Valentine’s Day All Year Long
On February 14, you’re likely to nosh on chocolate. But here are five dancer-friendly reasons to enjoy one to two small squares of dark chocolate with at least 70 percent cacao daily.
1. Your mind: The flavonols in dark chocolate help increase blood flow to certain parts of the brain, which may make you more alert in class and onstage.
2. Your heart: A German study found that eating a square of dark chocolate daily reduced heart attack and stroke risk by 39 percent and lowered blood pressure.
3. Your overall nutrition: According to a University of Copenhagen study, dark chocolate is more filling than milk chocolate. This means when you opt for dark, you’re more likely to eat healthier, since it lessens cravings for sweet, salty and fatty foods.
4. Your stress levels: A study by Swiss scientists found that when anxious people ate dark chocolate, their levels of stress hormones significantly decreased.
5. Your skin: Eating chocolate high in flavonol has been found to double the amount of time it takes to develop the redness indicating sunburn
If you’re trying to squeeze cardio into your busy schedule, look no further than jump rope. Stick one in your dance bag for short aerobic bursts between rehearsals. Though simple, jumping rope gives you loads of benefits: It sharpens coordination and balance, tones the legs, gets your heart pumping and burns up to 13 calories per minute.

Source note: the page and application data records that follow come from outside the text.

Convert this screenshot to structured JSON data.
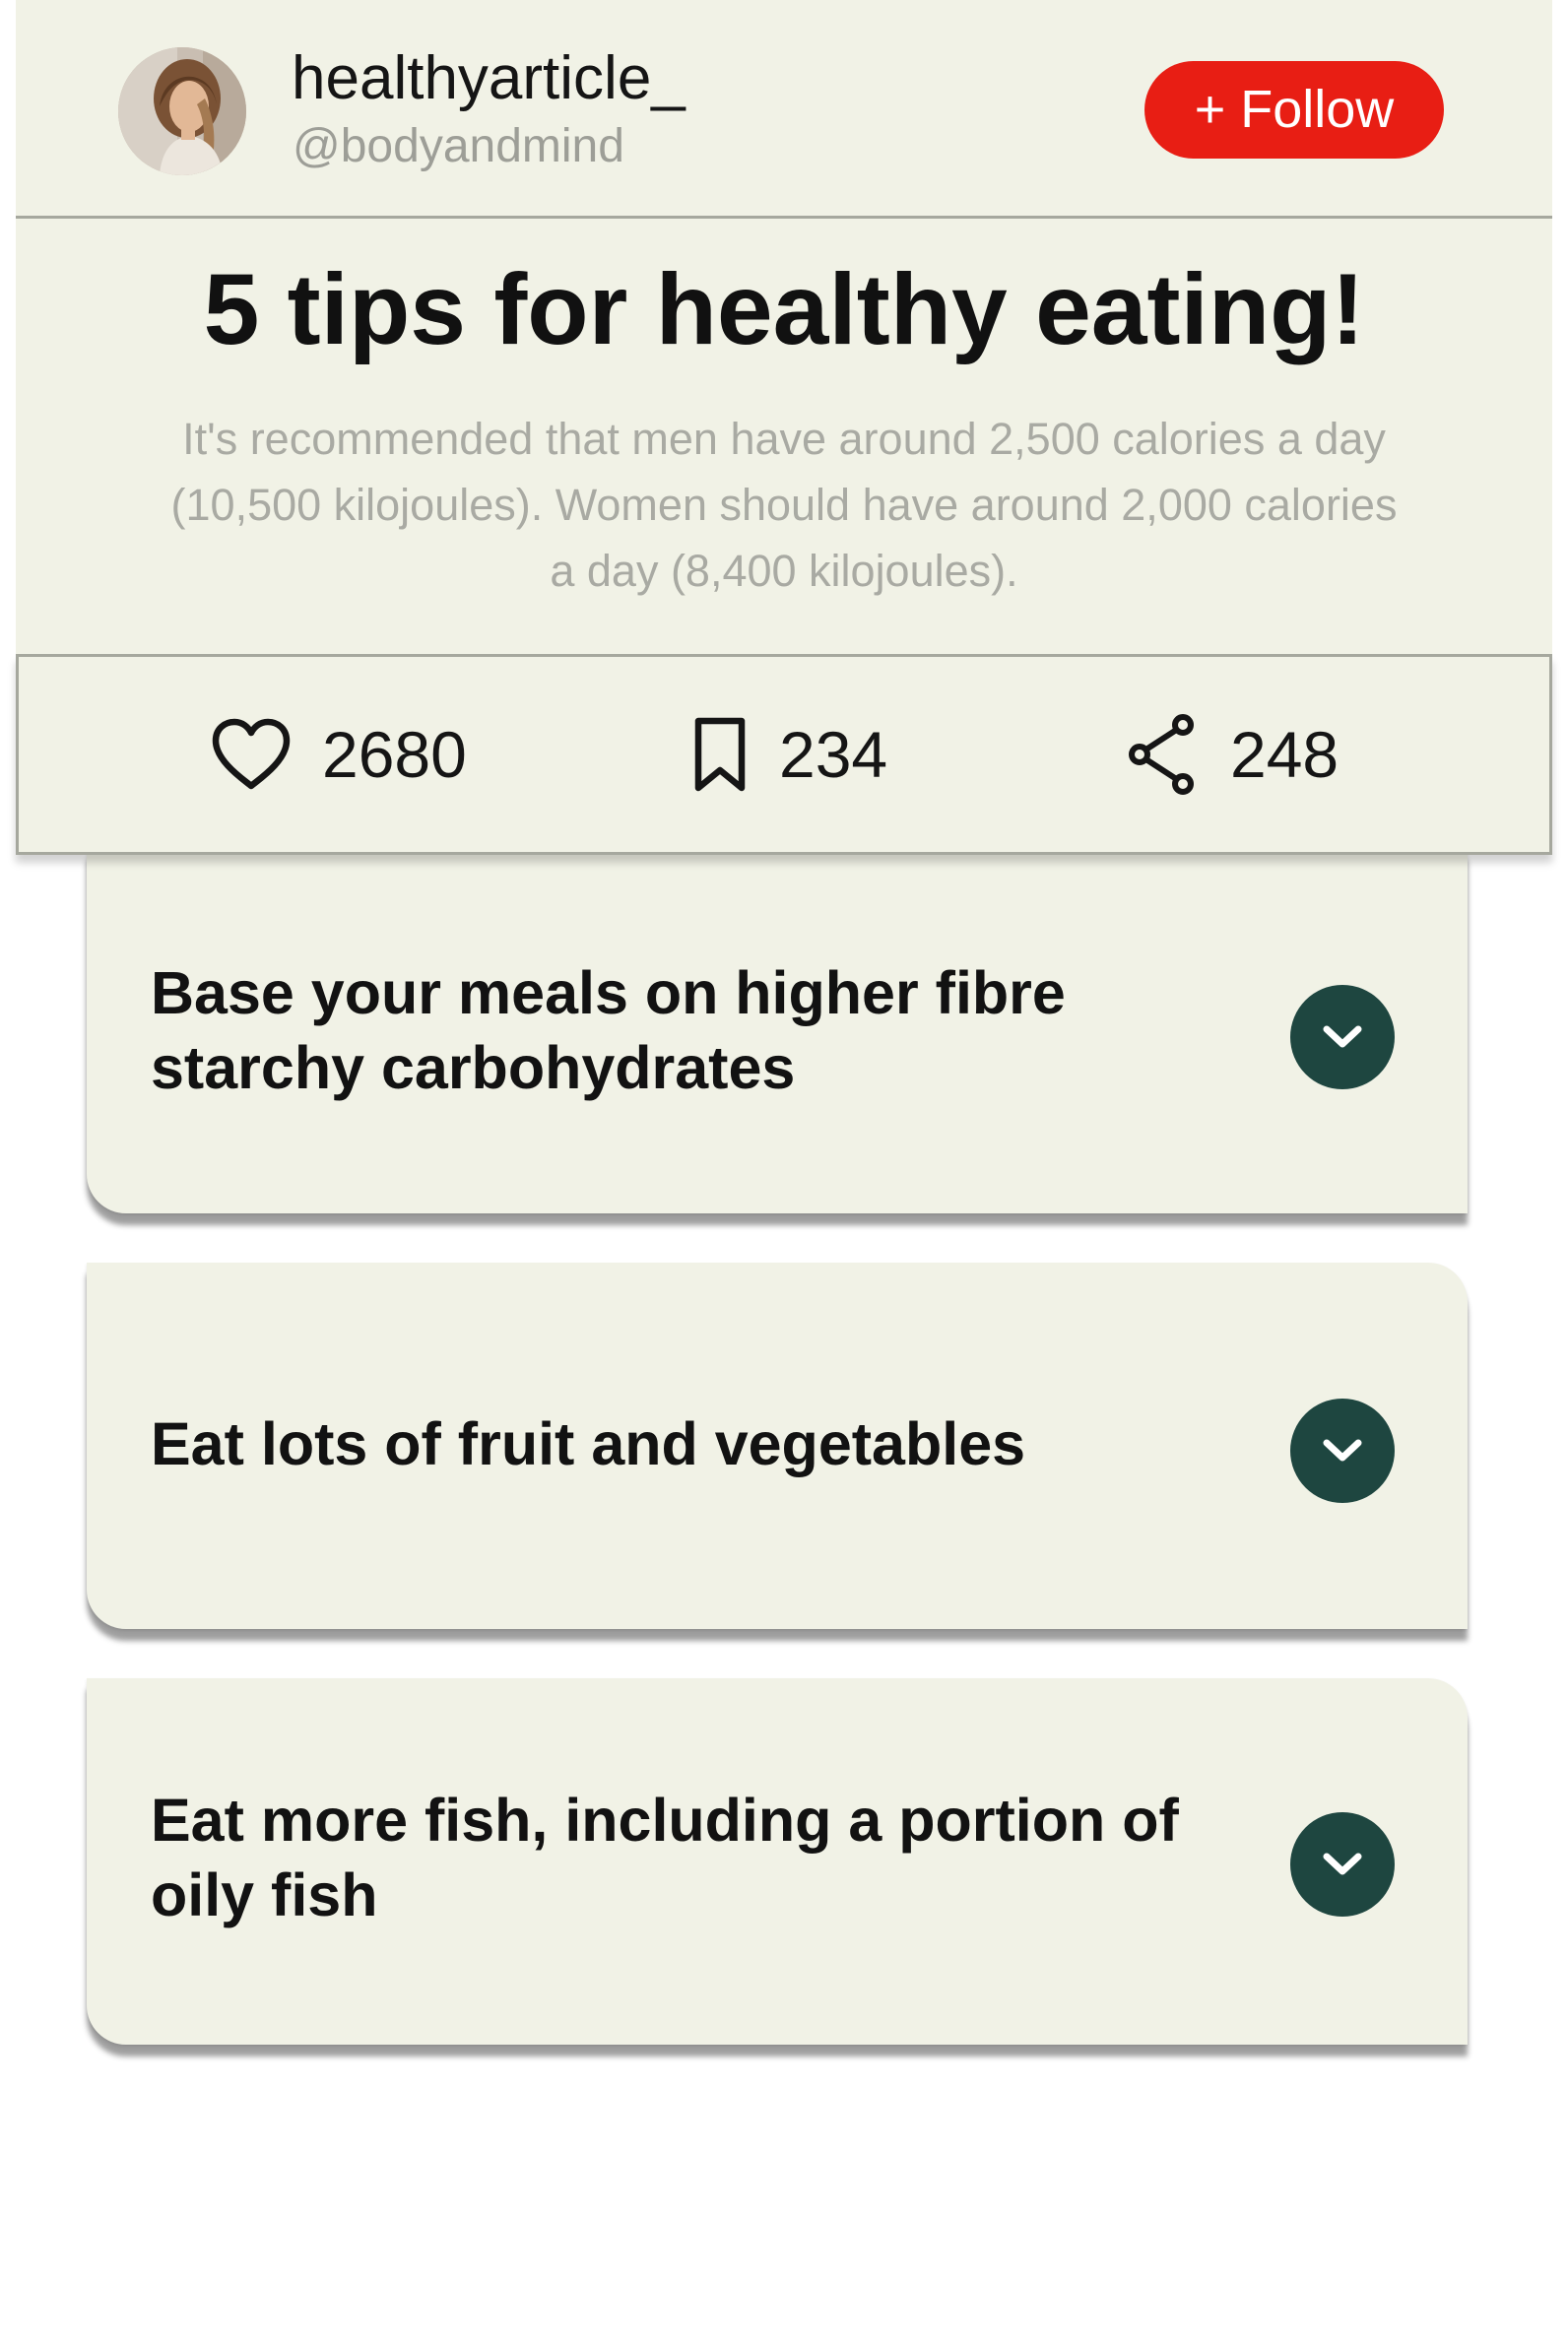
{
  "author": {
    "username": "healthyarticle_",
    "handle": "@bodyandmind",
    "follow_label": "+ Follow"
  },
  "article": {
    "title": "5 tips for healthy eating!",
    "summary": "It's recommended that men have around 2,500 calories a day (10,500 kilojoules). Women should have around 2,000 calories a day (8,400 kilojoules)."
  },
  "stats": {
    "likes": "2680",
    "saves": "234",
    "shares": "248"
  },
  "icons": {
    "likes": "heart-icon",
    "saves": "bookmark-icon",
    "shares": "share-icon",
    "expand": "chevron-down-icon"
  },
  "tips": [
    {
      "title": "Base your meals on higher fibre starchy carbohydrates"
    },
    {
      "title": "Eat lots of fruit and vegetables"
    },
    {
      "title": "Eat more fish, including a portion of oily fish"
    }
  ],
  "colors": {
    "panel_background": "#f1f2e6",
    "follow_button": "#e81e14",
    "chevron_button": "#1e4640",
    "muted_text": "#a9aaa3",
    "divider": "#a6a89e"
  }
}
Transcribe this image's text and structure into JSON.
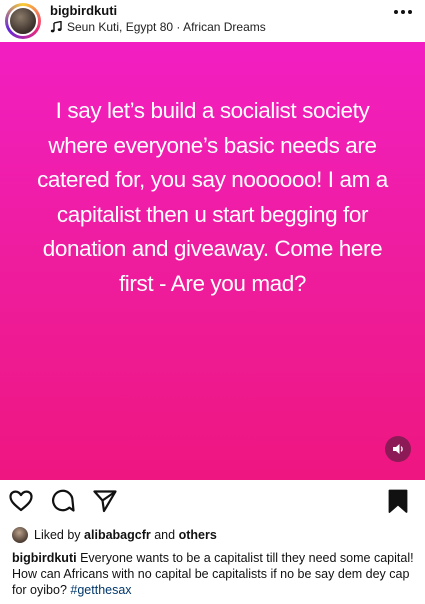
{
  "post": {
    "username": "bigbirdkuti",
    "audio": "Seun Kuti, Egypt 80 · African Dreams",
    "quote": "I say let’s build a socialist society\nwhere everyone’s basic needs are\ncatered for, you say noooooo! I am a\ncapitalist then u start begging for\ndonation and giveaway. Come here\nfirst - Are you mad?"
  },
  "likes": {
    "prefix": "Liked by",
    "liker": "alibabagcfr",
    "and": "and",
    "others": "others"
  },
  "caption": {
    "username": "bigbirdkuti",
    "text": "Everyone wants to be a capitalist till they need some capital! How can Africans with no capital be capitalists if no be say dem dey cap for oyibo?",
    "hashtag": "#getthesax"
  },
  "icons": {
    "music": "music-note-icon",
    "more": "more-options-icon",
    "sound": "speaker-icon",
    "like": "heart-icon",
    "comment": "comment-icon",
    "share": "send-icon",
    "save": "bookmark-icon"
  },
  "colors": {
    "post_gradient_top": "#f21ec2",
    "post_gradient_bottom": "#ee1680",
    "hashtag": "#00376b"
  }
}
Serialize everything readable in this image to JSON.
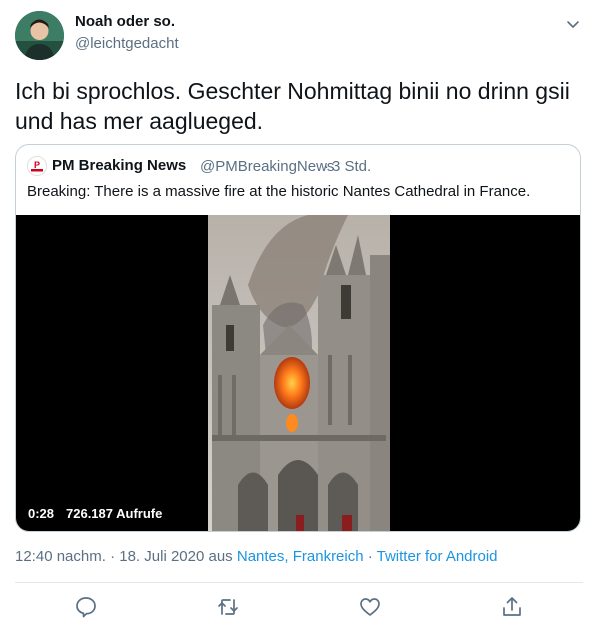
{
  "author": {
    "name": "Noah oder so.",
    "handle": "@leichtgedacht",
    "avatar_icon": "avatar-photo"
  },
  "tweet": {
    "text": "Ich bi sprochlos. Geschter Nohmittag binii no drinn gsii und has mer aaglueged."
  },
  "quoted": {
    "name": "PM Breaking News",
    "handle": "@PMBreakingNews",
    "separator": "·",
    "time": "3 Std.",
    "text": "Breaking: There is a massive fire at the historic Nantes Cathedral in France.",
    "video": {
      "duration": "0:28",
      "views": "726.187 Aufrufe"
    }
  },
  "meta": {
    "time": "12:40 nachm.",
    "sep1": " · ",
    "date": "18. Juli 2020",
    "from_word": " aus ",
    "location": "Nantes, Frankreich",
    "sep2": " · ",
    "source": "Twitter for Android"
  },
  "actions": [
    "reply-icon",
    "retweet-icon",
    "like-icon",
    "share-icon"
  ],
  "colors": {
    "link": "#1b95e0",
    "muted": "#5b7083",
    "text": "#0f1419",
    "border": "#c4cfd6"
  }
}
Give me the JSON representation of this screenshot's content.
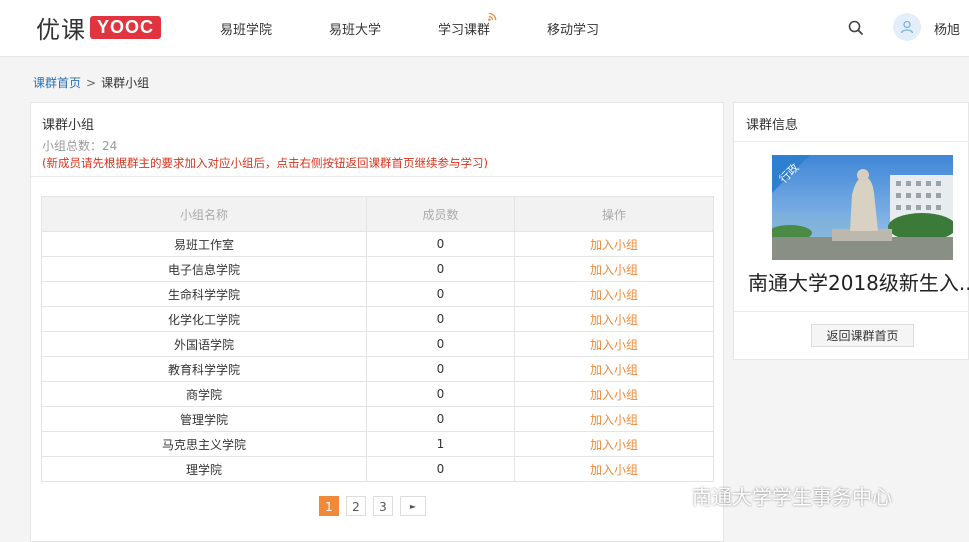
{
  "header": {
    "logo_cn": "优课",
    "logo_brand": "YOOC",
    "nav": [
      "易班学院",
      "易班大学",
      "学习课群",
      "移动学习"
    ],
    "user": "杨旭"
  },
  "breadcrumb": {
    "home": "课群首页",
    "separator": ">",
    "current": "课群小组"
  },
  "main": {
    "title": "课群小组",
    "count": "小组总数：24",
    "notice": "(新成员请先根据群主的要求加入对应小组后，点击右侧按钮返回课群首页继续参与学习)",
    "columns": [
      "小组名称",
      "成员数",
      "操作"
    ],
    "rows": [
      {
        "name": "易班工作室",
        "members": "0",
        "action": "加入小组"
      },
      {
        "name": "电子信息学院",
        "members": "0",
        "action": "加入小组"
      },
      {
        "name": "生命科学学院",
        "members": "0",
        "action": "加入小组"
      },
      {
        "name": "化学化工学院",
        "members": "0",
        "action": "加入小组"
      },
      {
        "name": "外国语学院",
        "members": "0",
        "action": "加入小组"
      },
      {
        "name": "教育科学学院",
        "members": "0",
        "action": "加入小组"
      },
      {
        "name": "商学院",
        "members": "0",
        "action": "加入小组"
      },
      {
        "name": "管理学院",
        "members": "0",
        "action": "加入小组"
      },
      {
        "name": "马克思主义学院",
        "members": "1",
        "action": "加入小组"
      },
      {
        "name": "理学院",
        "members": "0",
        "action": "加入小组"
      }
    ],
    "pagination": {
      "pages": [
        "1",
        "2",
        "3"
      ],
      "current": "1",
      "next": "►"
    }
  },
  "sidebar": {
    "title": "课群信息",
    "ribbon": "行政",
    "course_name": "南通大学2018级新生入...",
    "back_button": "返回课群首页"
  },
  "watermark": "南通大学学生事务中心",
  "colors": {
    "brand_red": "#e0353e",
    "accent_orange": "#f08a3a",
    "link_blue": "#2a72b5",
    "notice_red": "#d8341c"
  }
}
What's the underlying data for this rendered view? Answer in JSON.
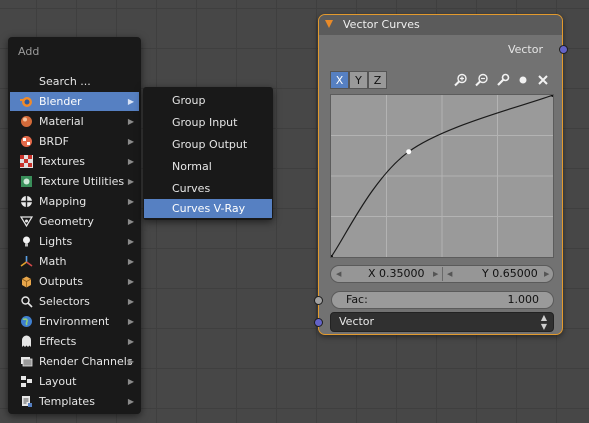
{
  "add_menu": {
    "title": "Add",
    "items": [
      {
        "label": "Search ...",
        "icon": "search",
        "has_submenu": false,
        "active": false
      },
      {
        "label": "Blender",
        "icon": "blender-icon",
        "has_submenu": true,
        "active": true
      },
      {
        "label": "Material",
        "icon": "material-sphere-icon",
        "has_submenu": true,
        "active": false
      },
      {
        "label": "BRDF",
        "icon": "brdf-icon",
        "has_submenu": true,
        "active": false
      },
      {
        "label": "Textures",
        "icon": "checker-texture-icon",
        "has_submenu": true,
        "active": false
      },
      {
        "label": "Texture Utilities",
        "icon": "texture-utility-icon",
        "has_submenu": true,
        "active": false
      },
      {
        "label": "Mapping",
        "icon": "mapping-icon",
        "has_submenu": true,
        "active": false
      },
      {
        "label": "Geometry",
        "icon": "geometry-icon",
        "has_submenu": true,
        "active": false
      },
      {
        "label": "Lights",
        "icon": "light-bulb-icon",
        "has_submenu": true,
        "active": false
      },
      {
        "label": "Math",
        "icon": "math-axes-icon",
        "has_submenu": true,
        "active": false
      },
      {
        "label": "Outputs",
        "icon": "output-box-icon",
        "has_submenu": true,
        "active": false
      },
      {
        "label": "Selectors",
        "icon": "selector-icon",
        "has_submenu": true,
        "active": false
      },
      {
        "label": "Environment",
        "icon": "globe-icon",
        "has_submenu": true,
        "active": false
      },
      {
        "label": "Effects",
        "icon": "effects-ghost-icon",
        "has_submenu": true,
        "active": false
      },
      {
        "label": "Render Channels",
        "icon": "render-channels-icon",
        "has_submenu": true,
        "active": false
      },
      {
        "label": "Layout",
        "icon": "layout-icon",
        "has_submenu": true,
        "active": false
      },
      {
        "label": "Templates",
        "icon": "templates-icon",
        "has_submenu": true,
        "active": false
      }
    ]
  },
  "submenu": {
    "items": [
      {
        "label": "Group",
        "active": false
      },
      {
        "label": "Group Input",
        "active": false
      },
      {
        "label": "Group Output",
        "active": false
      },
      {
        "label": "Normal",
        "active": false
      },
      {
        "label": "Curves",
        "active": false
      },
      {
        "label": "Curves V-Ray",
        "active": true
      }
    ]
  },
  "node": {
    "title": "Vector Curves",
    "output_label": "Vector",
    "axis_buttons": [
      {
        "label": "X",
        "active": true
      },
      {
        "label": "Y",
        "active": false
      },
      {
        "label": "Z",
        "active": false
      }
    ],
    "tools": [
      "zoom-in-icon",
      "zoom-out-icon",
      "wrench-icon",
      "dot-icon",
      "close-icon"
    ],
    "curve": {
      "points": [
        [
          0.0,
          0.0
        ],
        [
          0.35,
          0.65
        ],
        [
          1.0,
          1.0
        ]
      ],
      "selected_index": 1
    },
    "coord_x_label": "X 0.35000",
    "coord_y_label": "Y 0.65000",
    "fac_label": "Fac:",
    "fac_value": "1.000",
    "vector_select": "Vector"
  },
  "colors": {
    "accent": "#5680c2",
    "node_border": "#e39a2d",
    "socket_vector": "#6363c7",
    "socket_fac": "#a1a1a1"
  }
}
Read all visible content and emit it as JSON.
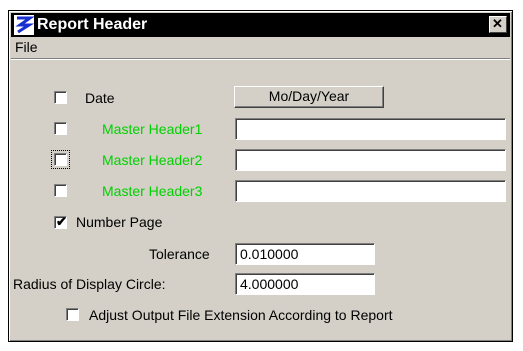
{
  "window": {
    "title": "Report Header",
    "close_icon": "close-icon",
    "app_icon": "app-logo-icon"
  },
  "menubar": {
    "file": "File"
  },
  "date": {
    "label": "Date",
    "checked": false,
    "format_button": "Mo/Day/Year"
  },
  "headers": [
    {
      "label": "Master Header1",
      "value": "",
      "checked": false
    },
    {
      "label": "Master Header2",
      "value": "",
      "checked": false
    },
    {
      "label": "Master Header3",
      "value": "",
      "checked": false
    }
  ],
  "number_page": {
    "label": "Number Page",
    "checked": true
  },
  "tolerance": {
    "label": "Tolerance",
    "value": "0.010000"
  },
  "radius": {
    "label": "Radius of Display Circle:",
    "value": "4.000000"
  },
  "adjust": {
    "label": "Adjust Output File Extension According to Report",
    "checked": false
  },
  "colors": {
    "header_label": "#00d000",
    "title_bar": "#000000",
    "dialog_bg": "#d4d0c8"
  }
}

If you have a long afternoon of rehearsals ahead of you, add half of an avocado to your lunchtime salad, soup or sandwich. Avocados are packed with fiber to keep you full, and a recent study published in Nutrition Journal proved it: Those who had half an avocado with their lunch felt 26 percent more satisfied three hours later when compared to those who didn’t. Say good-bye to the four o’clock slump!
Love Your Adagio
The next time your leg is trembling during an agonizingly slow développé during adagio, consider this: According to research from the University of Cincinnati, physical activity that focuses on breath and gentle movement helps relieve stress later on.
Your Cross-Training Soundtrack
If anyone knows about pushing their bodies to the limit, it’s dancers. But what if you could work past your own perceived threshold? New research published in Medicine & Science in Sports & Exercise found that music can be a good motivator, not just when you’re going for an easy session on the elliptical, but when you’re working at high-intensity, muscle-exhausting intervals. In the study, participants did 30-second bursts of stationary bicycling, pushing themselves as hard as possible. When they cycled while listening to a soundtrack of their favorite music, the workout still felt difficult, but they were able to work harder than when they pedaled in silence. So be sure to charge your iPod before hitting the gym—you’ll get more out of your workout when you jam to your favorite tunes.
Smell to Excel
Ballet dancers are sensory experts: hearing the nuances of music, adjusting their eyes under harsh stage lighting, feeling their feet working against the floor and negotiating the touch of a partner’s hand. But have you considered how your sense of smell might help your dancing? Research shows that certain scents evoke different psychological reactions. Applying scented lotion or giving yourself a spritz of perfume just might help you take your dance game to the next level.
To calm pre-audition nerves, try lavender. Studies show it can lower stress hormones.
If you’re feeling sluggish and need a boost before rehearsal, try citrus scents like orange or grapefruit, which may increase your energy.
Trying to find your own unique take on Juliet or Kitri? Cinnamon-vanilla scents seem to be linked with creativity.
If your muscles are aching, peppermint oil may help relieve tension.
Gobble down your Thanksgiving feast guilt-free this year. Researchers from the University of Michigan, Ann Arbor, recently found that women who performed moderate-intensity cardio exercise before overeating actually increased their metabolism. Instead of turning into love handles, the calories were used to refuel their muscles. So while the turkey is cooking in the oven, hit the bike or elliptical machine for at least 30 minutes.